Violence against women: national moment of silence and prayer on Sunday
The moment of silence and prayer, said Nkoane-Mashaba, was to 'encourage all men to speak out against gender-based violence'.
In mourning women who have been killed due to gender-based violence, the Department of Women, Youth and Persons with Disabilities has asked South Africans to observe a national moment of silence and prayer on Sunday.
Minister Maite Nkoana-Mashabane held an urgent press briefing on Tuesday together with Justice Minister Ronald Lamola.
The moment of silence and prayer, said Nkoane-Mashaba, was to “encourage all men to speak out against gender-based violence”.

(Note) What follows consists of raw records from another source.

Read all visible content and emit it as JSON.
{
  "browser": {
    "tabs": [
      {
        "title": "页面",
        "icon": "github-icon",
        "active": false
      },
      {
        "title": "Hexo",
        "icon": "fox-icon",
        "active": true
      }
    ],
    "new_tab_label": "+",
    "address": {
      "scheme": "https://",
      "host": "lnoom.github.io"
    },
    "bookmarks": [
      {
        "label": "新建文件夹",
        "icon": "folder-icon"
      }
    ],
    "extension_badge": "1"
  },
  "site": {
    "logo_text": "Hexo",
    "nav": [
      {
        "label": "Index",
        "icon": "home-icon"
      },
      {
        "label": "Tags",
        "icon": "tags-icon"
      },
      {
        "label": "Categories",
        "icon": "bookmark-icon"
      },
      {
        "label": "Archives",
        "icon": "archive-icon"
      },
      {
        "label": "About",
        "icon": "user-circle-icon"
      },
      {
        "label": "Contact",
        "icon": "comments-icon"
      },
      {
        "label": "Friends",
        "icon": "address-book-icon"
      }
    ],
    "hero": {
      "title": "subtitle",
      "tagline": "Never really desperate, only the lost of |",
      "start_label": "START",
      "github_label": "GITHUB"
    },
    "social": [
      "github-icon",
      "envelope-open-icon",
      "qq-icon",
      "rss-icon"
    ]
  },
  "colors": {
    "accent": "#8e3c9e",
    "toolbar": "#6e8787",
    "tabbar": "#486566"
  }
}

The country has been coming to grips with the spate of recent murders, including South African boxing champion Leighandre Jegels who was shot and killed by her police officer boyfriend last week, and Uyinene Mrwetyana who was allegedly attacked, raped and murdered by a Post Office employee in Cape Town.

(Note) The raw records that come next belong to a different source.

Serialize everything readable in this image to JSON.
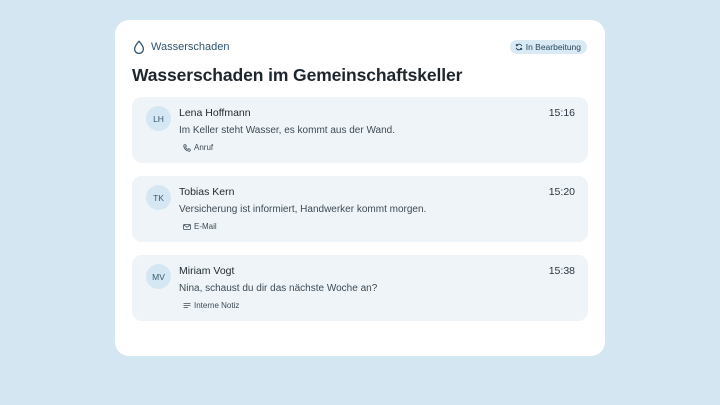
{
  "case": {
    "category_label": "Wasserschaden",
    "category_icon": "water-drop-icon",
    "status_label": "In Bearbeitung",
    "status_icon": "refresh-icon",
    "title": "Wasserschaden im Gemeinschaftskeller"
  },
  "entries": [
    {
      "initials": "LH",
      "name": "Lena Hoffmann",
      "time": "15:16",
      "text": "Im Keller steht Wasser, es kommt aus der Wand.",
      "channel": "Anruf",
      "channel_icon": "phone-icon"
    },
    {
      "initials": "TK",
      "name": "Tobias Kern",
      "time": "15:20",
      "text": "Versicherung ist informiert, Handwerker kommt morgen.",
      "channel": "E-Mail",
      "channel_icon": "mail-icon"
    },
    {
      "initials": "MV",
      "name": "Miriam Vogt",
      "time": "15:38",
      "text": "Nina, schaust du dir das nächste Woche an?",
      "channel": "Interne Notiz",
      "channel_icon": "note-icon"
    }
  ],
  "colors": {
    "background": "#d3e6f1",
    "card": "#ffffff",
    "entry_background": "#eef4f8",
    "avatar_background": "#d4e7f3",
    "accent": "#2f5570"
  }
}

Fourteen-year-old Janika Mallo’s body was also found in a backyard in Heinz Park in the Western Cape.
Nkoane-Mashabane said, from the government’s side, there was a commitment from the police to establish a “victim-friendly facility” to “ensure that victims were in a comfortable and secluded environment when reporting a crime”.

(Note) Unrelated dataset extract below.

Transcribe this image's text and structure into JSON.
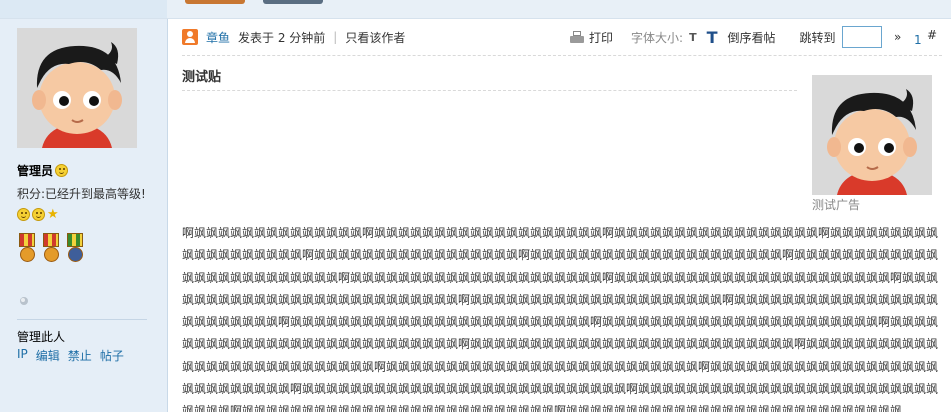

Lamola, from a justice point of view, added in the period 2018 and 2019, 4,716 sexual offence convictions were recorded (74.4%) – a number he believed needed to be improved on.
He added, currently, there were 92 sexual offences courts across the country, and an additional 11 “will be built by the end of 2019”.
When asked whether his department was looking into amending the Criminal Procedure Act (CPA) by way of a referendum to get harsher sentences for sexual offenders, Lamola said it would be “open to looking at amendments to existing legislature”.